DATA SHOWN

# # # #

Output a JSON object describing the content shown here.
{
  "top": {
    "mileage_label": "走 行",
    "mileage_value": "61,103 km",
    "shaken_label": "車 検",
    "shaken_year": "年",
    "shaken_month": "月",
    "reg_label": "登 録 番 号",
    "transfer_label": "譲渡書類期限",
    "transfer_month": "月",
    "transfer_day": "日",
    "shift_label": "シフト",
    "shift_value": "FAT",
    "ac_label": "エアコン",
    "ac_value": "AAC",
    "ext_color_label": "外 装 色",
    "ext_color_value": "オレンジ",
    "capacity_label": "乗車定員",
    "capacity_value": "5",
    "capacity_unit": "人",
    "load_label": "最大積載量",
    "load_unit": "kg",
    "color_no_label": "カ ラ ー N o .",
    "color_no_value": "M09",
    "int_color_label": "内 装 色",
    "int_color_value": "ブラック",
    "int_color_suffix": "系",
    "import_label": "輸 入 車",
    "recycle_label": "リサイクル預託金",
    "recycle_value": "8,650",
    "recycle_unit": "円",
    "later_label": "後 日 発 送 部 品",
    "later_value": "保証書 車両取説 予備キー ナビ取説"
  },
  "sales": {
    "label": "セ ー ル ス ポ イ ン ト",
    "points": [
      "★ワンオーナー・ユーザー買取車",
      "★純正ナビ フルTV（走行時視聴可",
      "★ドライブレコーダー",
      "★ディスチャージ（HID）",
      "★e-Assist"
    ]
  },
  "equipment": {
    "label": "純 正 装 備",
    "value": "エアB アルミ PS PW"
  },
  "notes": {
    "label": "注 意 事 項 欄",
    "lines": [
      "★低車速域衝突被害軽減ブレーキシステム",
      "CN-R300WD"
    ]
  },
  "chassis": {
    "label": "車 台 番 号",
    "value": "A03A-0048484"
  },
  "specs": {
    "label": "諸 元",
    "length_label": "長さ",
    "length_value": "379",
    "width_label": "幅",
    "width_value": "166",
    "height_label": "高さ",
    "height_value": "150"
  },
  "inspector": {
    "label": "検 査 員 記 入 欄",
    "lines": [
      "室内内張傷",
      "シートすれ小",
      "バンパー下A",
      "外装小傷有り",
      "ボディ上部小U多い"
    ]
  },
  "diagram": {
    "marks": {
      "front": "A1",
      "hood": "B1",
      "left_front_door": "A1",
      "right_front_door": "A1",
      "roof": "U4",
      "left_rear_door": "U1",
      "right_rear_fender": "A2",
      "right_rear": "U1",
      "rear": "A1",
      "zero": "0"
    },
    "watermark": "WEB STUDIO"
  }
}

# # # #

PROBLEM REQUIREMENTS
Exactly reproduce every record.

TASK SOLUTION
Output a JSON object describing the content shown here.
{
  "top": {
    "mileage_label": "走 行",
    "mileage_value": "61,103 km",
    "shaken_label": "車 検",
    "shaken_year": "年",
    "shaken_month": "月",
    "reg_label": "登 録 番 号",
    "transfer_label": "譲渡書類期限",
    "transfer_month": "月",
    "transfer_day": "日",
    "shift_label": "シフト",
    "shift_value": "FAT",
    "ac_label": "エアコン",
    "ac_value": "AAC",
    "ext_color_label": "外 装 色",
    "ext_color_value": "オレンジ",
    "capacity_label": "乗車定員",
    "capacity_value": "5",
    "capacity_unit": "人",
    "load_label": "最大積載量",
    "load_unit": "kg",
    "color_no_label": "カ ラ ー N o .",
    "color_no_value": "M09",
    "int_color_label": "内 装 色",
    "int_color_value": "ブラック",
    "int_color_suffix": "系",
    "import_label": "輸 入 車",
    "recycle_label": "リサイクル預託金",
    "recycle_value": "8,650",
    "recycle_unit": "円",
    "later_label": "後 日 発 送 部 品",
    "later_value": "保証書 車両取説 予備キー ナビ取説"
  },
  "sales": {
    "label": "セ ー ル ス ポ イ ン ト",
    "points": [
      "★ワンオーナー・ユーザー買取車",
      "★純正ナビ フルTV（走行時視聴可",
      "★ドライブレコーダー",
      "★ディスチャージ（HID）",
      "★e-Assist"
    ]
  },
  "equipment": {
    "label": "純 正 装 備",
    "value": "エアB アルミ PS PW"
  },
  "notes": {
    "label": "注 意 事 項 欄",
    "lines": [
      "★低車速域衝突被害軽減ブレーキシステム",
      "CN-R300WD"
    ]
  },
  "chassis": {
    "label": "車 台 番 号",
    "value": "A03A-0048484"
  },
  "specs": {
    "label": "諸 元",
    "length_label": "長さ",
    "length_value": "379",
    "width_label": "幅",
    "width_value": "166",
    "height_label": "高さ",
    "height_value": "150"
  },
  "inspector": {
    "label": "検 査 員 記 入 欄",
    "lines": [
      "室内内張傷",
      "シートすれ小",
      "バンパー下A",
      "外装小傷有り",
      "ボディ上部小U多い"
    ]
  },
  "diagram": {
    "marks": {
      "front": "A1",
      "hood": "B1",
      "left_front_door": "A1",
      "right_front_door": "A1",
      "roof": "U4",
      "left_rear_door": "U1",
      "right_rear_fender": "A2",
      "right_rear": "U1",
      "rear": "A1",
      "zero": "0"
    },
    "watermark": "WEB STUDIO"
  }
}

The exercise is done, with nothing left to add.